» WHAT YOU HAVE TO DO
What is needed here is an exact copy of every entry.

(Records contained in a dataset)
BEGIN

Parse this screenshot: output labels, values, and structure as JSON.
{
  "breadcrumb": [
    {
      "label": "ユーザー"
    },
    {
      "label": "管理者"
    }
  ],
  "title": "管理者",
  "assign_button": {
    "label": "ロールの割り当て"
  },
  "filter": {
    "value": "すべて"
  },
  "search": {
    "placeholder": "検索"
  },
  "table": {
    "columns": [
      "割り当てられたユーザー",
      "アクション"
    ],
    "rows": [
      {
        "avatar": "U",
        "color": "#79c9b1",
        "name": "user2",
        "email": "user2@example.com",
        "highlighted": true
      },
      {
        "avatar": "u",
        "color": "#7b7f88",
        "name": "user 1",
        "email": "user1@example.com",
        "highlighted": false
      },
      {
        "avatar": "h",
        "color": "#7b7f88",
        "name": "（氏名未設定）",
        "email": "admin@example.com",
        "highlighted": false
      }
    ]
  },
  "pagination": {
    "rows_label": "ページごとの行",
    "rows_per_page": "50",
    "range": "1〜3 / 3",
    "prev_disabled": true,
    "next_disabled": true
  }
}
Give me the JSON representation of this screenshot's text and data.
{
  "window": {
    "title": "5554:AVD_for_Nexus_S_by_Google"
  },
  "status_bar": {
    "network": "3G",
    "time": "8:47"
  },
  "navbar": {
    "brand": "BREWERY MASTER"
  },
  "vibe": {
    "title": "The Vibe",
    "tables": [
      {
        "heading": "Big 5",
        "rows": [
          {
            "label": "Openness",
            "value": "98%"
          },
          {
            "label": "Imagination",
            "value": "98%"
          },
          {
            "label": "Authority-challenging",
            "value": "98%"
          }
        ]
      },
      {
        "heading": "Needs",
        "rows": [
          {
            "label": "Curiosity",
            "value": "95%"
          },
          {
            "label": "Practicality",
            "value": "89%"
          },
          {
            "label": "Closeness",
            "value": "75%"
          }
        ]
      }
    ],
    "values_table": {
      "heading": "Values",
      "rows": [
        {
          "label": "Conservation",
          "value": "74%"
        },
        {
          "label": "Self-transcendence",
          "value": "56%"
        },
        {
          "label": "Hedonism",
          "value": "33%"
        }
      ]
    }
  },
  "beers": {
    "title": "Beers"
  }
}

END

» ANSWER SPACE
Parse this screenshot: output labels, values, and structure as JSON.
{
  "breadcrumb": [
    {
      "label": "ユーザー"
    },
    {
      "label": "管理者"
    }
  ],
  "title": "管理者",
  "assign_button": {
    "label": "ロールの割り当て"
  },
  "filter": {
    "value": "すべて"
  },
  "search": {
    "placeholder": "検索"
  },
  "table": {
    "columns": [
      "割り当てられたユーザー",
      "アクション"
    ],
    "rows": [
      {
        "avatar": "U",
        "color": "#79c9b1",
        "name": "user2",
        "email": "user2@example.com",
        "highlighted": true
      },
      {
        "avatar": "u",
        "color": "#7b7f88",
        "name": "user 1",
        "email": "user1@example.com",
        "highlighted": false
      },
      {
        "avatar": "h",
        "color": "#7b7f88",
        "name": "（氏名未設定）",
        "email": "admin@example.com",
        "highlighted": false
      }
    ]
  },
  "pagination": {
    "rows_label": "ページごとの行",
    "rows_per_page": "50",
    "range": "1〜3 / 3",
    "prev_disabled": true,
    "next_disabled": true
  }
}
Give me the JSON representation of this screenshot's text and data.
{
  "window": {
    "title": "5554:AVD_for_Nexus_S_by_Google"
  },
  "status_bar": {
    "network": "3G",
    "time": "8:47"
  },
  "navbar": {
    "brand": "BREWERY MASTER"
  },
  "vibe": {
    "title": "The Vibe",
    "tables": [
      {
        "heading": "Big 5",
        "rows": [
          {
            "label": "Openness",
            "value": "98%"
          },
          {
            "label": "Imagination",
            "value": "98%"
          },
          {
            "label": "Authority-challenging",
            "value": "98%"
          }
        ]
      },
      {
        "heading": "Needs",
        "rows": [
          {
            "label": "Curiosity",
            "value": "95%"
          },
          {
            "label": "Practicality",
            "value": "89%"
          },
          {
            "label": "Closeness",
            "value": "75%"
          }
        ]
      }
    ],
    "values_table": {
      "heading": "Values",
      "rows": [
        {
          "label": "Conservation",
          "value": "74%"
        },
        {
          "label": "Self-transcendence",
          "value": "56%"
        },
        {
          "label": "Hedonism",
          "value": "33%"
        }
      ]
    }
  },
  "beers": {
    "title": "Beers"
  }
}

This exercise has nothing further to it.